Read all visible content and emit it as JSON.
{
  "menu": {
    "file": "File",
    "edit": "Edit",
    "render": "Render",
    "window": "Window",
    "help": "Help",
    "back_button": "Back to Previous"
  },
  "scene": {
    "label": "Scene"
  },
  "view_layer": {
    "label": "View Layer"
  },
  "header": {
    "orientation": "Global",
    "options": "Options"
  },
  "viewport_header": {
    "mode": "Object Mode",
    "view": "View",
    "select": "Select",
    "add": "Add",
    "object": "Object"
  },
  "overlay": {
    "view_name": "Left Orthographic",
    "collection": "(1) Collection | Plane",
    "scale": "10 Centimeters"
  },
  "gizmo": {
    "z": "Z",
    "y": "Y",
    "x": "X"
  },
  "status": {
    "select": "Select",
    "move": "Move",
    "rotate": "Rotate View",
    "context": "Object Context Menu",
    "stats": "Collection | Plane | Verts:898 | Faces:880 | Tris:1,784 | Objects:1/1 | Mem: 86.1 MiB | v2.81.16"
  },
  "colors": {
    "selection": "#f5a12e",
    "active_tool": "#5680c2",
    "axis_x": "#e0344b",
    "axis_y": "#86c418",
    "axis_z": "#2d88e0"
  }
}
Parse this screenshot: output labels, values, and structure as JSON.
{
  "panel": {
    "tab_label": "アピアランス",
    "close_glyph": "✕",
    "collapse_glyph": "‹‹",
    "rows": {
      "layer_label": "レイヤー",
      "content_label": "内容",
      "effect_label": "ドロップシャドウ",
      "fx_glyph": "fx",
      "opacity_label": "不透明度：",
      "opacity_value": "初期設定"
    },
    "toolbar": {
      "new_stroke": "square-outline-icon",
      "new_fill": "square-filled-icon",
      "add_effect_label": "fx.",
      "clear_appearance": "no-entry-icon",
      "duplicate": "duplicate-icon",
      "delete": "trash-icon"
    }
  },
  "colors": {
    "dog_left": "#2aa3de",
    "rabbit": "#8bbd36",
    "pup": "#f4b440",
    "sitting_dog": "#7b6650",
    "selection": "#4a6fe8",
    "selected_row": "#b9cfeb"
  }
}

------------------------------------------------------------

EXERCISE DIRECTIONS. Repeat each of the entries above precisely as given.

EXERCISE ANSWER.
Read all visible content and emit it as JSON.
{
  "menu": {
    "file": "File",
    "edit": "Edit",
    "render": "Render",
    "window": "Window",
    "help": "Help",
    "back_button": "Back to Previous"
  },
  "scene": {
    "label": "Scene"
  },
  "view_layer": {
    "label": "View Layer"
  },
  "header": {
    "orientation": "Global",
    "options": "Options"
  },
  "viewport_header": {
    "mode": "Object Mode",
    "view": "View",
    "select": "Select",
    "add": "Add",
    "object": "Object"
  },
  "overlay": {
    "view_name": "Left Orthographic",
    "collection": "(1) Collection | Plane",
    "scale": "10 Centimeters"
  },
  "gizmo": {
    "z": "Z",
    "y": "Y",
    "x": "X"
  },
  "status": {
    "select": "Select",
    "move": "Move",
    "rotate": "Rotate View",
    "context": "Object Context Menu",
    "stats": "Collection | Plane | Verts:898 | Faces:880 | Tris:1,784 | Objects:1/1 | Mem: 86.1 MiB | v2.81.16"
  },
  "colors": {
    "selection": "#f5a12e",
    "active_tool": "#5680c2",
    "axis_x": "#e0344b",
    "axis_y": "#86c418",
    "axis_z": "#2d88e0"
  }
}
Parse this screenshot: output labels, values, and structure as JSON.
{
  "panel": {
    "tab_label": "アピアランス",
    "close_glyph": "✕",
    "collapse_glyph": "‹‹",
    "rows": {
      "layer_label": "レイヤー",
      "content_label": "内容",
      "effect_label": "ドロップシャドウ",
      "fx_glyph": "fx",
      "opacity_label": "不透明度：",
      "opacity_value": "初期設定"
    },
    "toolbar": {
      "new_stroke": "square-outline-icon",
      "new_fill": "square-filled-icon",
      "add_effect_label": "fx.",
      "clear_appearance": "no-entry-icon",
      "duplicate": "duplicate-icon",
      "delete": "trash-icon"
    }
  },
  "colors": {
    "dog_left": "#2aa3de",
    "rabbit": "#8bbd36",
    "pup": "#f4b440",
    "sitting_dog": "#7b6650",
    "selection": "#4a6fe8",
    "selected_row": "#b9cfeb"
  }
}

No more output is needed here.